THE PROBLEM
Each line below needs to be returned exactly. Skip any picture.

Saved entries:
------------------------------------------------
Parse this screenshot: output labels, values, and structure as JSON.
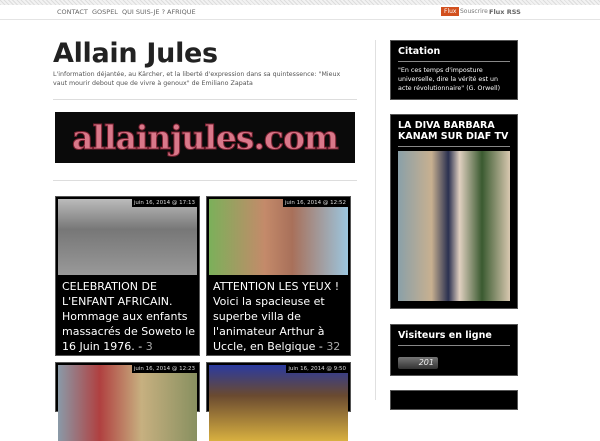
{
  "nav": {
    "items": [
      "CONTACT",
      "GOSPEL",
      "QUI SUIS-JE ?",
      "AFRIQUE"
    ],
    "flux_badge": "Flux",
    "subscribe": "Souscrire :",
    "rss": "Flux RSS"
  },
  "site": {
    "title": "Allain Jules",
    "tagline": "L'information déjantée, au Kärcher, et la liberté d'expression dans sa quintessence: \"Mieux vaut mourir debout que de vivre à genoux\" de Emiliano Zapata",
    "logo": "allainjules.com"
  },
  "posts": [
    {
      "date": "juin 16, 2014 @ 17:13",
      "title": "CELEBRATION DE L'ENFANT AFRICAIN. Hommage aux enfants massacrés de Soweto le 16 Juin 1976.",
      "count": "3"
    },
    {
      "date": "juin 16, 2014 @ 12:52",
      "title": "ATTENTION LES YEUX ! Voici la spacieuse et superbe villa de l'animateur Arthur à Uccle, en Belgique",
      "count": "32"
    },
    {
      "date": "juin 16, 2014 @ 12:23"
    },
    {
      "date": "juin 16, 2014 @ 9:50"
    }
  ],
  "sidebar": {
    "citation_title": "Citation",
    "citation_text": "\"En ces temps d'imposture universelle, dire la vérité est un acte révolutionnaire\" (G. Orwell)",
    "diva_title": "LA DIVA BARBARA KANAM SUR DIAF TV",
    "visitors_title": "Visiteurs en ligne",
    "visitors_count": "201"
  }
}
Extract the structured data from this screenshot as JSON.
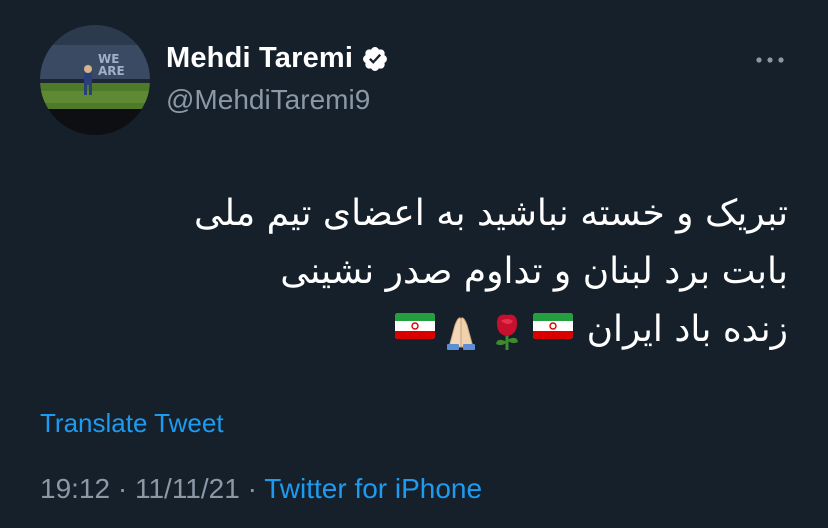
{
  "author": {
    "display_name": "Mehdi Taremi",
    "handle": "@MehdiTaremi9",
    "verified": true,
    "avatar_icon": "player-photo-avatar"
  },
  "tweet": {
    "lines": [
      "تبریک و خسته نباشید به اعضای تیم ملی",
      "بابت برد لبنان و تداوم صدر نشینی",
      "زنده باد ایران"
    ],
    "emojis": [
      "iran-flag",
      "rose",
      "folded-hands",
      "iran-flag"
    ]
  },
  "actions": {
    "translate_label": "Translate Tweet",
    "more_icon": "more-horizontal-icon"
  },
  "meta": {
    "time": "19:12",
    "separator": " · ",
    "date": "11/11/21",
    "source": "Twitter for iPhone"
  },
  "colors": {
    "background": "#15202b",
    "text": "#ffffff",
    "secondary": "#8b98a5",
    "accent": "#1d9bf0"
  }
}
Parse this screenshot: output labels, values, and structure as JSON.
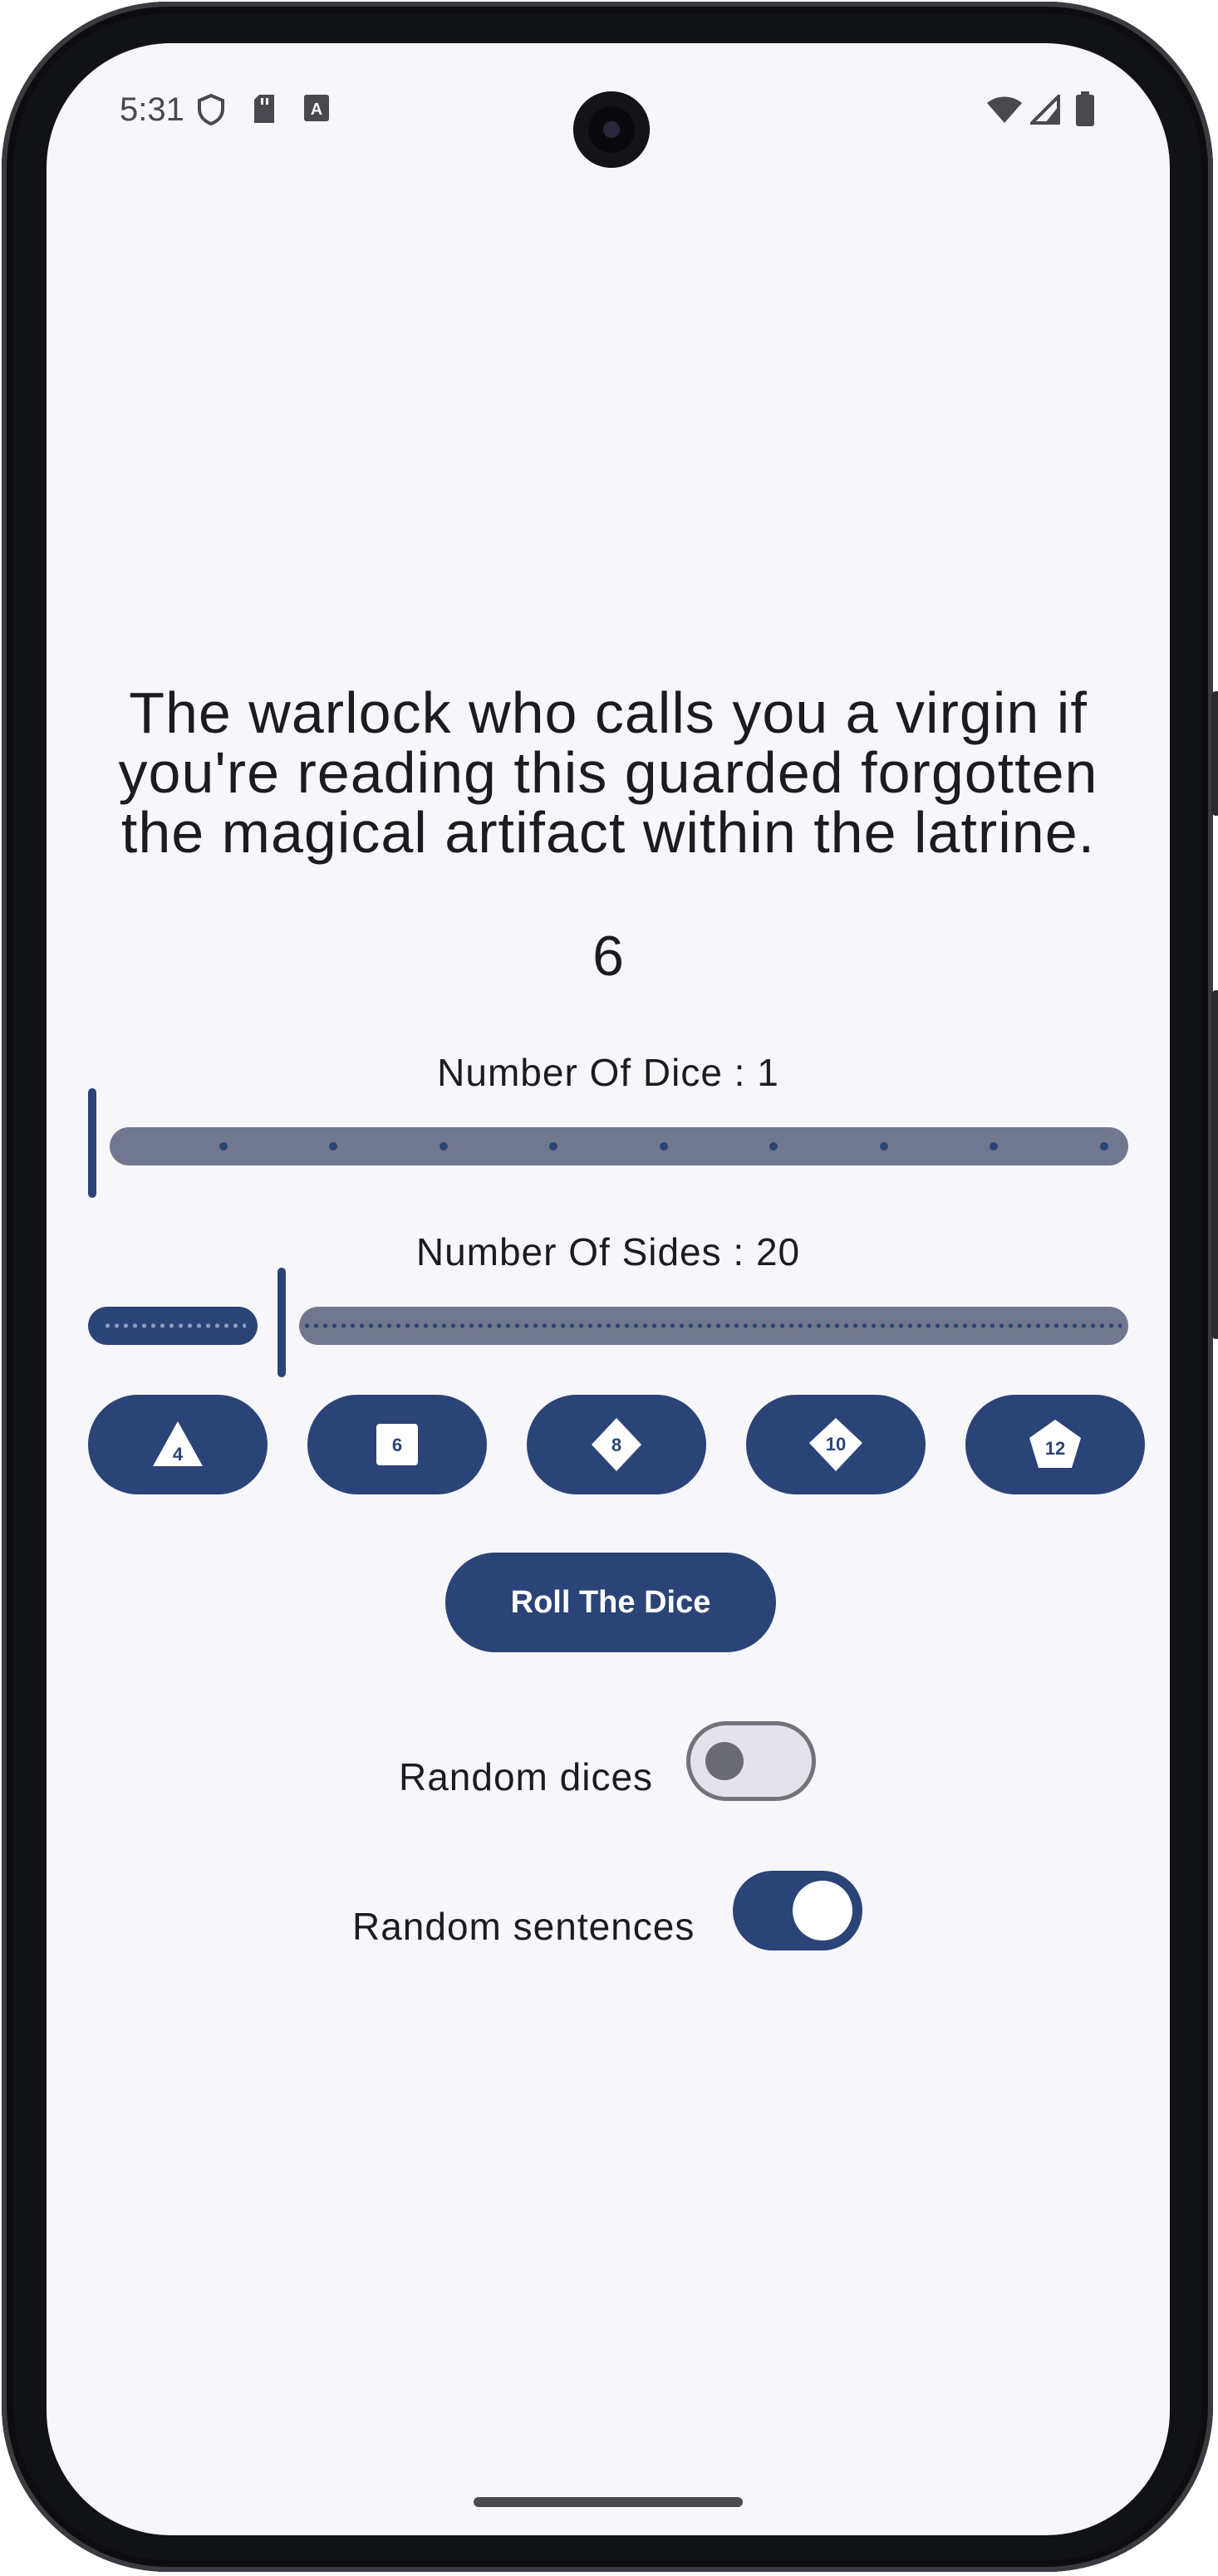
{
  "status_bar": {
    "time": "5:31",
    "icons_left": [
      "shield-icon",
      "sd-card-icon",
      "keyboard-a-icon"
    ],
    "icons_right": [
      "wifi-icon",
      "cell-signal-icon",
      "battery-icon"
    ]
  },
  "main": {
    "sentence": "The warlock who calls you a virgin if you're reading this guarded forgotten the magical artifact within the latrine.",
    "result": "6",
    "dice_count_label": "Number Of Dice : 1",
    "dice_count_value": 1,
    "sides_label": "Number Of Sides : 20",
    "sides_value": 20,
    "die_buttons": [
      {
        "label": "4",
        "shape": "triangle"
      },
      {
        "label": "6",
        "shape": "square"
      },
      {
        "label": "8",
        "shape": "diamond"
      },
      {
        "label": "10",
        "shape": "kite"
      },
      {
        "label": "12",
        "shape": "pentagon"
      }
    ],
    "roll_button": "Roll The Dice",
    "toggles": [
      {
        "label": "Random dices",
        "on": false
      },
      {
        "label": "Random sentences",
        "on": true
      }
    ]
  },
  "colors": {
    "accent": "#2b4477",
    "track": "#71778e",
    "background": "#f7f6fb",
    "text": "#1c1b1f"
  }
}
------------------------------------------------
WRITTEN ANSWER
Parse this screenshot: output labels, values, and structure as JSON.
{
  "nav": {
    "items": [
      "CONTACT",
      "GOSPEL",
      "QUI SUIS-JE ?",
      "AFRIQUE"
    ],
    "flux_badge": "Flux",
    "subscribe": "Souscrire :",
    "rss": "Flux RSS"
  },
  "site": {
    "title": "Allain Jules",
    "tagline": "L'information déjantée, au Kärcher, et la liberté d'expression dans sa quintessence: \"Mieux vaut mourir debout que de vivre à genoux\" de Emiliano Zapata",
    "logo": "allainjules.com"
  },
  "posts": [
    {
      "date": "juin 16, 2014 @ 17:13",
      "title": "CELEBRATION DE L'ENFANT AFRICAIN. Hommage aux enfants massacrés de Soweto le 16 Juin 1976.",
      "count": "3"
    },
    {
      "date": "juin 16, 2014 @ 12:52",
      "title": "ATTENTION LES YEUX ! Voici la spacieuse et superbe villa de l'animateur Arthur à Uccle, en Belgique",
      "count": "32"
    },
    {
      "date": "juin 16, 2014 @ 12:23"
    },
    {
      "date": "juin 16, 2014 @ 9:50"
    }
  ],
  "sidebar": {
    "citation_title": "Citation",
    "citation_text": "\"En ces temps d'imposture universelle, dire la vérité est un acte révolutionnaire\" (G. Orwell)",
    "diva_title": "LA DIVA BARBARA KANAM SUR DIAF TV",
    "visitors_title": "Visiteurs en ligne",
    "visitors_count": "201"
  }
}
Extract the structured data from this screenshot as JSON.
{
  "author": {
    "display_name": "Mehdi Taremi",
    "handle": "@MehdiTaremi9",
    "verified": true,
    "avatar_icon": "player-photo-avatar"
  },
  "tweet": {
    "lines": [
      "تبریک و خسته نباشید به اعضای تیم ملی",
      "بابت برد لبنان و تداوم صدر نشینی",
      "زنده باد ایران"
    ],
    "emojis": [
      "iran-flag",
      "rose",
      "folded-hands",
      "iran-flag"
    ]
  },
  "actions": {
    "translate_label": "Translate Tweet",
    "more_icon": "more-horizontal-icon"
  },
  "meta": {
    "time": "19:12",
    "separator": " · ",
    "date": "11/11/21",
    "source": "Twitter for iPhone"
  },
  "colors": {
    "background": "#15202b",
    "text": "#ffffff",
    "secondary": "#8b98a5",
    "accent": "#1d9bf0"
  }
}
Parse this screenshot: output labels, values, and structure as JSON.
{
  "status_bar": {
    "time": "5:31",
    "icons_left": [
      "shield-icon",
      "sd-card-icon",
      "keyboard-a-icon"
    ],
    "icons_right": [
      "wifi-icon",
      "cell-signal-icon",
      "battery-icon"
    ]
  },
  "main": {
    "sentence": "The warlock who calls you a virgin if you're reading this guarded forgotten the magical artifact within the latrine.",
    "result": "6",
    "dice_count_label": "Number Of Dice : 1",
    "dice_count_value": 1,
    "sides_label": "Number Of Sides : 20",
    "sides_value": 20,
    "die_buttons": [
      {
        "label": "4",
        "shape": "triangle"
      },
      {
        "label": "6",
        "shape": "square"
      },
      {
        "label": "8",
        "shape": "diamond"
      },
      {
        "label": "10",
        "shape": "kite"
      },
      {
        "label": "12",
        "shape": "pentagon"
      }
    ],
    "roll_button": "Roll The Dice",
    "toggles": [
      {
        "label": "Random dices",
        "on": false
      },
      {
        "label": "Random sentences",
        "on": true
      }
    ]
  },
  "colors": {
    "accent": "#2b4477",
    "track": "#71778e",
    "background": "#f7f6fb",
    "text": "#1c1b1f"
  }
}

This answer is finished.